Work to be completed — Write out all of the data exactly as it appears.

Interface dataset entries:

.....

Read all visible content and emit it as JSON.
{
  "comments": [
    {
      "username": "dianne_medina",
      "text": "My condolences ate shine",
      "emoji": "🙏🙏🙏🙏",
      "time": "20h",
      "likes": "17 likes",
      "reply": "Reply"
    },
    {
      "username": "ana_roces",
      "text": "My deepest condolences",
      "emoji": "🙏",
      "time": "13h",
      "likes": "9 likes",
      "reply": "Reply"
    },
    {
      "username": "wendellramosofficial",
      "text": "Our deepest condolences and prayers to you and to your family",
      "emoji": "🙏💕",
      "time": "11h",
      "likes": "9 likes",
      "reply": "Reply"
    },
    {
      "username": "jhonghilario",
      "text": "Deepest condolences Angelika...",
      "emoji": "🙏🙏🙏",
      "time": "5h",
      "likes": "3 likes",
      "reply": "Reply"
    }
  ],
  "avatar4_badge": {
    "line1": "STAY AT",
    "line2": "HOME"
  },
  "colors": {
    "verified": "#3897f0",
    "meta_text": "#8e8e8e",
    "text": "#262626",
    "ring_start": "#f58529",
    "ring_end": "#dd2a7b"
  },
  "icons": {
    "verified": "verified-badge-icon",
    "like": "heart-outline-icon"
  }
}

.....

Solution below —
Read all visible content and emit it as JSON.
{
  "comments": [
    {
      "username": "dianne_medina",
      "text": "My condolences ate shine",
      "emoji": "🙏🙏🙏🙏",
      "time": "20h",
      "likes": "17 likes",
      "reply": "Reply"
    },
    {
      "username": "ana_roces",
      "text": "My deepest condolences",
      "emoji": "🙏",
      "time": "13h",
      "likes": "9 likes",
      "reply": "Reply"
    },
    {
      "username": "wendellramosofficial",
      "text": "Our deepest condolences and prayers to you and to your family",
      "emoji": "🙏💕",
      "time": "11h",
      "likes": "9 likes",
      "reply": "Reply"
    },
    {
      "username": "jhonghilario",
      "text": "Deepest condolences Angelika...",
      "emoji": "🙏🙏🙏",
      "time": "5h",
      "likes": "3 likes",
      "reply": "Reply"
    }
  ],
  "avatar4_badge": {
    "line1": "STAY AT",
    "line2": "HOME"
  },
  "colors": {
    "verified": "#3897f0",
    "meta_text": "#8e8e8e",
    "text": "#262626",
    "ring_start": "#f58529",
    "ring_end": "#dd2a7b"
  },
  "icons": {
    "verified": "verified-badge-icon",
    "like": "heart-outline-icon"
  }
}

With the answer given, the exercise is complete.